(Dataset rows for apps and sites)
+++

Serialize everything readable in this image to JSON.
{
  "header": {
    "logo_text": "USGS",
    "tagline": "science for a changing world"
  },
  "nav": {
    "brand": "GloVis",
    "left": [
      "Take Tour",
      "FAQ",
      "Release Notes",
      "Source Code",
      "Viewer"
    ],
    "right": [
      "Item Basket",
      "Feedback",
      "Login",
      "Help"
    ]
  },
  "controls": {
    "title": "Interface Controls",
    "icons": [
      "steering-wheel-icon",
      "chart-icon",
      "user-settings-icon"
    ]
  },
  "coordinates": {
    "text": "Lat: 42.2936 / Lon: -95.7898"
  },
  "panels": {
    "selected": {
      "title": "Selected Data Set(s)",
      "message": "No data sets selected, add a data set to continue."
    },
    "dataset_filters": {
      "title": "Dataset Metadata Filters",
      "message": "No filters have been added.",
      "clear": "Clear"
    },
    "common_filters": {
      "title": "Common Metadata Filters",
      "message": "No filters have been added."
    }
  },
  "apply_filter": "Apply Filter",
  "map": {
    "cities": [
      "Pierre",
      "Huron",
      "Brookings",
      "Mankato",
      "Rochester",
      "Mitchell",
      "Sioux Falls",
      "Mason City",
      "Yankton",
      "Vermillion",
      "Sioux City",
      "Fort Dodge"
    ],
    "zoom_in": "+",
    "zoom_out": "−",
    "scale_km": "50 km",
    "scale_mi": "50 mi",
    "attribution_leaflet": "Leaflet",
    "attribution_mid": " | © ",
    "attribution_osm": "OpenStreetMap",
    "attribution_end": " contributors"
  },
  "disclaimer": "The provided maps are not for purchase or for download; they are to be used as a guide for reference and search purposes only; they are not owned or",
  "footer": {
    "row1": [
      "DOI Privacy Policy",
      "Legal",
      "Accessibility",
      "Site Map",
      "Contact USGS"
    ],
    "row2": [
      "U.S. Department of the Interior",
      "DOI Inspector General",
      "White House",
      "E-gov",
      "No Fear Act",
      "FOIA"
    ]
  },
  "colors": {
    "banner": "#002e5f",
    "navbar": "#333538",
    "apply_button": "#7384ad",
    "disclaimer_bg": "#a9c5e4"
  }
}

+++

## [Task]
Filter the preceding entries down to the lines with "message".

## [Response to this exercise]
      "message": "No data sets selected, add a data set to continue."
      "message": "No filters have been added.",
      "message": "No filters have been added."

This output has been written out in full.